Q&A: How to successfully grow lupin

These old cottage-garden favourites, whose colourful flowers appear from early summer onwards, are still incredibly popular '“ and still come with some baggage.


There is also a fungal disease Lupin anthracnose which affects the leaves and stems.

Sign up to our daily newsletter

The i newsletter cut through the noise

But when they’re untouched by pests and diseases, they are incredibly lovely plants. Deadheading the plants as the blooms fade will encourage a second flush of flowers.

Lupins like a well-drained soil and plenty of sun, and although they are not the longest-lived of perennials, they are easy to replace – sow seed under glass in spring or plant basal cuttings in March.

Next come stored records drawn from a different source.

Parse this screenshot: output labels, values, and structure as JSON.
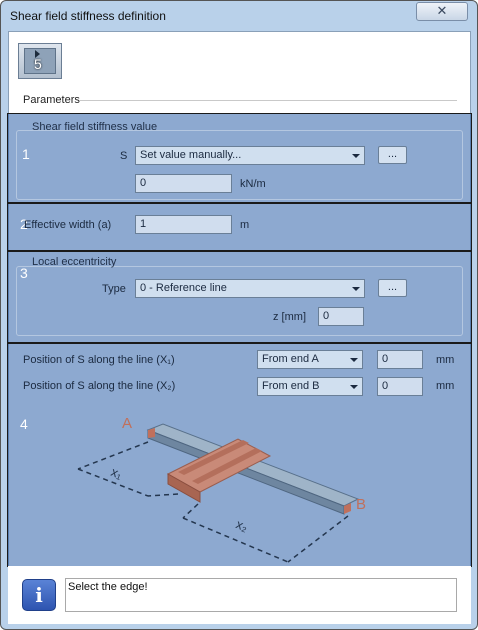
{
  "window": {
    "title": "Shear field stiffness definition",
    "close_glyph": "✕"
  },
  "toolbar": {
    "select_icon": "cursor-arrow-icon",
    "overlay_number": "5"
  },
  "parameters": {
    "label": "Parameters"
  },
  "stiffness": {
    "number": "1",
    "group_title": "Shear field stiffness value",
    "s_label": "S",
    "mode_value": "Set value manually...",
    "dots_label": "...",
    "value": "0",
    "unit": "kN/m"
  },
  "effective_width": {
    "number": "2",
    "label": "Effective width (a)",
    "value": "1",
    "unit": "m"
  },
  "eccentricity": {
    "number": "3",
    "group_title": "Local eccentricity",
    "type_label": "Type",
    "type_value": "0 - Reference line",
    "dots_label": "...",
    "z_label": "z [mm]",
    "z_value": "0"
  },
  "position": {
    "number": "4",
    "x1_label": "Position of S along the line (X₁)",
    "x1_mode": "From end A",
    "x1_value": "0",
    "x1_unit": "mm",
    "x2_label": "Position of S along the line (X₂)",
    "x2_mode": "From end B",
    "x2_value": "0",
    "x2_unit": "mm",
    "diagram": {
      "end_a": "A",
      "end_b": "B",
      "x1": "x₁",
      "x2": "x₂"
    }
  },
  "status": {
    "icon": "info-icon",
    "message": "Select the edge!"
  }
}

Or, buy named varieties of plants, such as ‘Noble Maiden’, from a recognised grower or specialist.

Left to their own devices, lupins will spread and self-seed.